Something strange happened to GameStop Corp. GME,
Then, roughly five minutes after the market opened, GameStop shares were suddenly halted by the NYSE, which cited the “Limit Up Limit Down” rule.
When approached by MarketWatch with a request for comment, a representative for the NYSE referred MarketWatch to a section of the exchange’s website that explains the reasoning behind “LULD” halts.
According to the site, “every security has an upper and lower price band with the reference price as the mid-point. If an offer reaches the lower price band or a bid reaches the upper price band that stock will enter a limit state (a pause) for 15 seconds.”
Within the span of about 10 minutes, trading was briefly halted twice, according to data published by NYSE, which is owned by Intercontinental Exchange Inc. ICE,
After trading resumed for the second time, the price of GameStop shares started to tumble. Shares finished the session marginally higher at $28.31, with a gain of just 14 cents, or 0.5% on the day after rising more than 24% at their peak.
The immense intraday swing marked the largest bout of intraday reversal since May 26, according to Dow Jones Market Data.
During the first hour of Monday’s session, 12,696,871 shares changed hands. That’s nearly 1,200% higher than the average volume for that period over the past 30 trading sessions, according to DJMD.
So, what triggered Monday’s madness? Analysts who follow the stock aren’t sure.
Wedbush Securities analyst Michael Pachter, who has covered GameStop for years, said he didn’t see any particular reason behind Monday’s action. Another Wall Street analyst didn’t return a request for comment from MarketWatch.
GameStop’s investor relations department didn’t return a request for comment from MarketWatch.
On a subreddit called “Superstonk,” which is dedicated to discussing GameStop, some denizens blamed the trading halt for sabotaging Monday’s rally in the stock.
To some it recalled a now-infamous incident that occurred during the original bout of “meme stock” trading mania in January 2021.
After shares reached a closing high of nearly $350 per share, Robinhood Markets and other discount electronic brokerages decided to restrict buying of GameStop shares by their customers, causing the price to dramatically decline.
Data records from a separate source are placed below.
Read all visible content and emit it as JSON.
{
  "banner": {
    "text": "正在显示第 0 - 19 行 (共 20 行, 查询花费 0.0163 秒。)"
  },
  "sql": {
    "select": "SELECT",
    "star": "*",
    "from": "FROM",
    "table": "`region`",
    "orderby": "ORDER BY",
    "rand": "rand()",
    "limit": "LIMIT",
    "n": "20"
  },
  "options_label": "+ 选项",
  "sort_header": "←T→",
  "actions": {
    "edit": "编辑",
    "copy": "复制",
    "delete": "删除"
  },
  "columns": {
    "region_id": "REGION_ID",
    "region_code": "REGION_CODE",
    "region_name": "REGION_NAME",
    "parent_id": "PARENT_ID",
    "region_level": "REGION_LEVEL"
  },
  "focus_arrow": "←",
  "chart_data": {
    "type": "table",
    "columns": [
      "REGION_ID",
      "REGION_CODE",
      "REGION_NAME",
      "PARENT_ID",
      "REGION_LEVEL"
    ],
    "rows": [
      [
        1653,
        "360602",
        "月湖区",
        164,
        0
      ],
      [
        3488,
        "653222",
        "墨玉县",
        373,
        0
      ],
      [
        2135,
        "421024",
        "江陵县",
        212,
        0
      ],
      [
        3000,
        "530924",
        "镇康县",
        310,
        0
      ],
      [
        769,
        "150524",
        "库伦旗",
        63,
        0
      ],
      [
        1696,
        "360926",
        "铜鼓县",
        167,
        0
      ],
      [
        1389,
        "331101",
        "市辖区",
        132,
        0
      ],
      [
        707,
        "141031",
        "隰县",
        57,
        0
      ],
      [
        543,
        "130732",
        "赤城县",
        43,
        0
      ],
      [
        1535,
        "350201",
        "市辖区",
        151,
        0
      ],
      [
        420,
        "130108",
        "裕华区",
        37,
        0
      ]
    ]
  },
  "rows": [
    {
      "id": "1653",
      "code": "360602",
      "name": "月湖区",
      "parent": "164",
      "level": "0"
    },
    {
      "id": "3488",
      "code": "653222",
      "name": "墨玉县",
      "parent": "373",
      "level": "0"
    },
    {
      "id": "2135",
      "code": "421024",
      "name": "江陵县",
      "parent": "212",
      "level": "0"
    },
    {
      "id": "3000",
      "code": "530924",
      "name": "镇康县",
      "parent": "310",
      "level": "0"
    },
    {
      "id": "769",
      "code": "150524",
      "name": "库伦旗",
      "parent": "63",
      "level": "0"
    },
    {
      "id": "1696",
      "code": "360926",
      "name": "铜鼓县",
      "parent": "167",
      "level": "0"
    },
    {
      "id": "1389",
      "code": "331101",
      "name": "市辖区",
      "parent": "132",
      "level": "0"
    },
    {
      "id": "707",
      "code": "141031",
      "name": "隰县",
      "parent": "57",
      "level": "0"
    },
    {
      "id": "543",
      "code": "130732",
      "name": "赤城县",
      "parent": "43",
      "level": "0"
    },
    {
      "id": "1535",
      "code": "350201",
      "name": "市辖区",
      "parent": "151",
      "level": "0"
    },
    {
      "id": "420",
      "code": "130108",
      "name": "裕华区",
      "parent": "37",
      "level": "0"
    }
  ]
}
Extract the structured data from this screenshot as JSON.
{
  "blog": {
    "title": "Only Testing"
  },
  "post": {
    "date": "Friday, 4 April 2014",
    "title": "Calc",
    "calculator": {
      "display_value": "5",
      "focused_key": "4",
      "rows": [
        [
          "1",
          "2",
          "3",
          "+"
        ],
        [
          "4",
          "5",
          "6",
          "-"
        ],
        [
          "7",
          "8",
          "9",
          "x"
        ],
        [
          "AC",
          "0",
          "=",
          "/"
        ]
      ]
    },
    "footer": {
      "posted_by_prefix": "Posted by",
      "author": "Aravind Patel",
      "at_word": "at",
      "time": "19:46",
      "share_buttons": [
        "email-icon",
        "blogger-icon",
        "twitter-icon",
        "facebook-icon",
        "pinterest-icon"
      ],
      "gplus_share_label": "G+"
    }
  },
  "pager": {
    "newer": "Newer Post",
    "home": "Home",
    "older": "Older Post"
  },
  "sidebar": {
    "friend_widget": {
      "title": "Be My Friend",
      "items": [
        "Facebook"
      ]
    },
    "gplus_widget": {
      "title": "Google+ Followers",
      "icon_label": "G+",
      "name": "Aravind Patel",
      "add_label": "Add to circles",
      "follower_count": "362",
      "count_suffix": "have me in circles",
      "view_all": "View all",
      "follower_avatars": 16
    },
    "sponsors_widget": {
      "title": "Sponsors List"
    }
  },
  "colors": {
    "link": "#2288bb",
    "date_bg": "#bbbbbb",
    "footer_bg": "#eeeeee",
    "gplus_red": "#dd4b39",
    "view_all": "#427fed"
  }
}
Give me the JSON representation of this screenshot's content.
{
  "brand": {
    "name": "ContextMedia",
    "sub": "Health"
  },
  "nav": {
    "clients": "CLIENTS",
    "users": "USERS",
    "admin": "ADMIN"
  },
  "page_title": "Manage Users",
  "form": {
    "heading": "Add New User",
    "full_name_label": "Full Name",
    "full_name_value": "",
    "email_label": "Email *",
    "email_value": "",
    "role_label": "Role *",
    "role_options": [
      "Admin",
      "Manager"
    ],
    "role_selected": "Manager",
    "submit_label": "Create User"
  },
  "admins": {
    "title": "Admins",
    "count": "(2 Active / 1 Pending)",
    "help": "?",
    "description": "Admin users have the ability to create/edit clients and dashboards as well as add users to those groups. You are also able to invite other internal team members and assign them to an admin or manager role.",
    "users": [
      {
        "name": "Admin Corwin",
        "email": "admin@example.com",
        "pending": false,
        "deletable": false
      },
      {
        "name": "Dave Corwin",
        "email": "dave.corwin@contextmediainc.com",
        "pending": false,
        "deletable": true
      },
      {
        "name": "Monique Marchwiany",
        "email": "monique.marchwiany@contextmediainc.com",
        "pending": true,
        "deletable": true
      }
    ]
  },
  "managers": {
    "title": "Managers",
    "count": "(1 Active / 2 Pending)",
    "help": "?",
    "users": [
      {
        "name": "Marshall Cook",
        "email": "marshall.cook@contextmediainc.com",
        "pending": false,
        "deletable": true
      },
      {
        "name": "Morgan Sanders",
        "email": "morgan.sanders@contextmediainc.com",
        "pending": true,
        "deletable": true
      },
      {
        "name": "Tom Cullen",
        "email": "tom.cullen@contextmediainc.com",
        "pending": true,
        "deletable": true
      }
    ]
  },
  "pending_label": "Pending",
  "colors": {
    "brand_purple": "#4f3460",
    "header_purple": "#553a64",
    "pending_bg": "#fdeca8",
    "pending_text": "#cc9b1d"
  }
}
Lawmakers became incensed that brokerages had seemingly deliberately saddled customers with losses. Congressional hearings were held, and ultimately a report about the incident revealed that Robinhood’s liquidity issues were more severe than the company had let on.